== MATERIALS PROVIDED ==
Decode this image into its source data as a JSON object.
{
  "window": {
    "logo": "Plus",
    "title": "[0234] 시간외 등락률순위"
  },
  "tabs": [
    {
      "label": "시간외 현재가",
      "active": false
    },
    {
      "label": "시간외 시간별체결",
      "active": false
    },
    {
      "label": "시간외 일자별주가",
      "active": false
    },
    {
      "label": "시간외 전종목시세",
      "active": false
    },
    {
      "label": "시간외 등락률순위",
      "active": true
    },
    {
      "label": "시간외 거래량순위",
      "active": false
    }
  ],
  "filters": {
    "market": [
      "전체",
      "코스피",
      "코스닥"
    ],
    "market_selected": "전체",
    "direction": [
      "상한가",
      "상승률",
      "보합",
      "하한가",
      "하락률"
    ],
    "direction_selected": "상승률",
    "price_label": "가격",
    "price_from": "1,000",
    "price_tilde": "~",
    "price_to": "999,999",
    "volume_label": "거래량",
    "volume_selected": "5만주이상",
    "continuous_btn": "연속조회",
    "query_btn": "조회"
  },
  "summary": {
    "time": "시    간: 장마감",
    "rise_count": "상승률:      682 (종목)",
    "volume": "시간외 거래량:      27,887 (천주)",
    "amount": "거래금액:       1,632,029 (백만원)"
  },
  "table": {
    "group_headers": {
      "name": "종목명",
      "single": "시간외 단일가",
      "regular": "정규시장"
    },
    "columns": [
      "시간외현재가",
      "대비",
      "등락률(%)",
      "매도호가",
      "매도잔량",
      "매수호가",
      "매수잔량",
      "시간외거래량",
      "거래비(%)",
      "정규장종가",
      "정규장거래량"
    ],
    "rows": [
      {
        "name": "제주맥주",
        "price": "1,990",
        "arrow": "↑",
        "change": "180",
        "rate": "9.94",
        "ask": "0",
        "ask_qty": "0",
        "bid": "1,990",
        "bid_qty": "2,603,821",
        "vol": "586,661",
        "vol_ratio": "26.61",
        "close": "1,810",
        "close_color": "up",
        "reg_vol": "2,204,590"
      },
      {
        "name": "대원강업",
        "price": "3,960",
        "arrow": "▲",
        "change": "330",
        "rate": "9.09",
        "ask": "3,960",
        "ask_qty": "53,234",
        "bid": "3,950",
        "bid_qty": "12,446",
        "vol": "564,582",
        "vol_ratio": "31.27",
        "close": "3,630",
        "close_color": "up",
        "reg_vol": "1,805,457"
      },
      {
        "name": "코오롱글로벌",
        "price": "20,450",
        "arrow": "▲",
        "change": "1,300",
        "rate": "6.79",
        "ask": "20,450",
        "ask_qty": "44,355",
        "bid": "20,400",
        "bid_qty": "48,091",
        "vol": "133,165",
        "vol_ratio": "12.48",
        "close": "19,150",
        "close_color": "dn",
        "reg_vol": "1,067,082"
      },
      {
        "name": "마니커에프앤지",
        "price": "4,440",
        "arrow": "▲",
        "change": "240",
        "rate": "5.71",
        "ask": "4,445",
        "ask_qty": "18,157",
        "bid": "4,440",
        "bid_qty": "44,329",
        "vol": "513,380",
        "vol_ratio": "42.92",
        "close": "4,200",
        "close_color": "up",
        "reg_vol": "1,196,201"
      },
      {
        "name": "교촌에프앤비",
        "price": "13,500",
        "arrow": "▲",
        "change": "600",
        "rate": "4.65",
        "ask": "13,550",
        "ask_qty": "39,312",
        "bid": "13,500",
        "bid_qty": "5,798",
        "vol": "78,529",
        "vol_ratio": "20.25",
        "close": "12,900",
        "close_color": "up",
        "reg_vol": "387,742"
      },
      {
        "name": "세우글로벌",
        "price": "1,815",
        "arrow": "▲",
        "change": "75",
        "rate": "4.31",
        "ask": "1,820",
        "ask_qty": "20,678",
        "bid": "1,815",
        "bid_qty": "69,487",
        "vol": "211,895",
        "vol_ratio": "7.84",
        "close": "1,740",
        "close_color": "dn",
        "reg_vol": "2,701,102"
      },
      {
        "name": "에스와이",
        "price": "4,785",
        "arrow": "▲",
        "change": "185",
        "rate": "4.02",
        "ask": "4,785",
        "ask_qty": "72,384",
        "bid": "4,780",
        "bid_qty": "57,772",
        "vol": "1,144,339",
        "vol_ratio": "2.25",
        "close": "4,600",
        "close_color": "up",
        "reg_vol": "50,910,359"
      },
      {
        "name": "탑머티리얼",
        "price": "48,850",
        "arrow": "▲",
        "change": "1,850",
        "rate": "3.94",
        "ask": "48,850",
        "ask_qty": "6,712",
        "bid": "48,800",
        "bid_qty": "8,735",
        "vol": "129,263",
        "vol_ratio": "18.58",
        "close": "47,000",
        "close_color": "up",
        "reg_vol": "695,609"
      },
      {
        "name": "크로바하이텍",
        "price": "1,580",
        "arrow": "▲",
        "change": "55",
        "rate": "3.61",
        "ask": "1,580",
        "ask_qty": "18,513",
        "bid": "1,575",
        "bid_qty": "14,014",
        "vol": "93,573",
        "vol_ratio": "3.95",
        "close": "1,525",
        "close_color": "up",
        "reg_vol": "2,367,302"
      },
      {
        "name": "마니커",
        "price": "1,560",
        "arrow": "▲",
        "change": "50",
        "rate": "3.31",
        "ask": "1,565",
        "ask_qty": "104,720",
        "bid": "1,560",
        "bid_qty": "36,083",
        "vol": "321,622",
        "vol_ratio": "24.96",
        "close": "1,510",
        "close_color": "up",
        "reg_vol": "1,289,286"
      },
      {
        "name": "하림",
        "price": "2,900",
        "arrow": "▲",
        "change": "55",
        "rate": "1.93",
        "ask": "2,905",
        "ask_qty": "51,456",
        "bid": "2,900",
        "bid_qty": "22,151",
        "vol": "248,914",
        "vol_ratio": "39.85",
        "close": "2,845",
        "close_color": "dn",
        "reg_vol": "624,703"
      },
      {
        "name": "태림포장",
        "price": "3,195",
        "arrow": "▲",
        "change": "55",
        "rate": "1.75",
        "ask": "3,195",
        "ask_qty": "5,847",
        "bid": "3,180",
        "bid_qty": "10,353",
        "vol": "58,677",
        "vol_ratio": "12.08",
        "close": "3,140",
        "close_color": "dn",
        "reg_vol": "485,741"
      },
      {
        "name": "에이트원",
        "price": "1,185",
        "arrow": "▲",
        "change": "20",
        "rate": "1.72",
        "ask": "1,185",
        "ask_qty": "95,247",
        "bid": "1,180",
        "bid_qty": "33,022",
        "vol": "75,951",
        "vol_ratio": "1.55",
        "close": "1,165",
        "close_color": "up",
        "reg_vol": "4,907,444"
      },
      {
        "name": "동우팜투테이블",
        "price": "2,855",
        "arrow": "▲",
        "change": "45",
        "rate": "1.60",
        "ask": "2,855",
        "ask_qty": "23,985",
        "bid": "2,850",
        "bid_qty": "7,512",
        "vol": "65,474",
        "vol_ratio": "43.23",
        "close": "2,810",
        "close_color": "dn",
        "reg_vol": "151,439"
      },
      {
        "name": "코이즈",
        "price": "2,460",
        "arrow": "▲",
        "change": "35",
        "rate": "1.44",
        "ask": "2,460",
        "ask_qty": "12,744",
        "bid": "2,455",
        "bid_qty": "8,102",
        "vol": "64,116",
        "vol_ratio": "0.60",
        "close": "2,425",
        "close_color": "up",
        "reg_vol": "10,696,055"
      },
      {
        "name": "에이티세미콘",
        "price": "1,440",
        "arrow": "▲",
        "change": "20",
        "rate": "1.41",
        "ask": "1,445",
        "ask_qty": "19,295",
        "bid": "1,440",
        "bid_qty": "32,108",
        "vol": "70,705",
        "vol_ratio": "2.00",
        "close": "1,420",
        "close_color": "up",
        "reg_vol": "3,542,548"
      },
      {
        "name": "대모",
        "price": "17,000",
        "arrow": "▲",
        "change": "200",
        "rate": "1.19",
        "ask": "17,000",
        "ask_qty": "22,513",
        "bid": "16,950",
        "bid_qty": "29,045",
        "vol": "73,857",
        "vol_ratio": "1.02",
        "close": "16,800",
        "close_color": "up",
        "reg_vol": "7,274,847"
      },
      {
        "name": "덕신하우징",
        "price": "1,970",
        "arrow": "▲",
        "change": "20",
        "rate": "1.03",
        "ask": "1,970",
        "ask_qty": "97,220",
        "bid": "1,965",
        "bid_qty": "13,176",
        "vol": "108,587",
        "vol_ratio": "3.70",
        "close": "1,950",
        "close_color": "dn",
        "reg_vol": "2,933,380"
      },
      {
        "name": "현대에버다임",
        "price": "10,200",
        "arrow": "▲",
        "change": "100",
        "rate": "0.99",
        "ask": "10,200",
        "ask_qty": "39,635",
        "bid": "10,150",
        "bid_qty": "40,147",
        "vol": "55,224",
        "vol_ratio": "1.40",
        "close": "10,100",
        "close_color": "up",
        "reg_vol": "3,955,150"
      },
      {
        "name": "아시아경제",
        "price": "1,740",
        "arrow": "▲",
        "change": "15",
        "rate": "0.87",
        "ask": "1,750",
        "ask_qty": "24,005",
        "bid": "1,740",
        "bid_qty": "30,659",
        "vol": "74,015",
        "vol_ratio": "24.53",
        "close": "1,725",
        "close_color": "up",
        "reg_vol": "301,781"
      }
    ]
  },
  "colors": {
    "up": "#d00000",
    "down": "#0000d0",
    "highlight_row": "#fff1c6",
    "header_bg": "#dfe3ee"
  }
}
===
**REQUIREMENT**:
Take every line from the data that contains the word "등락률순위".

**OUTPUT FOR THIS TASK**:
    "title": "[0234] 시간외 등락률순위"
      "label": "시간외 등락률순위",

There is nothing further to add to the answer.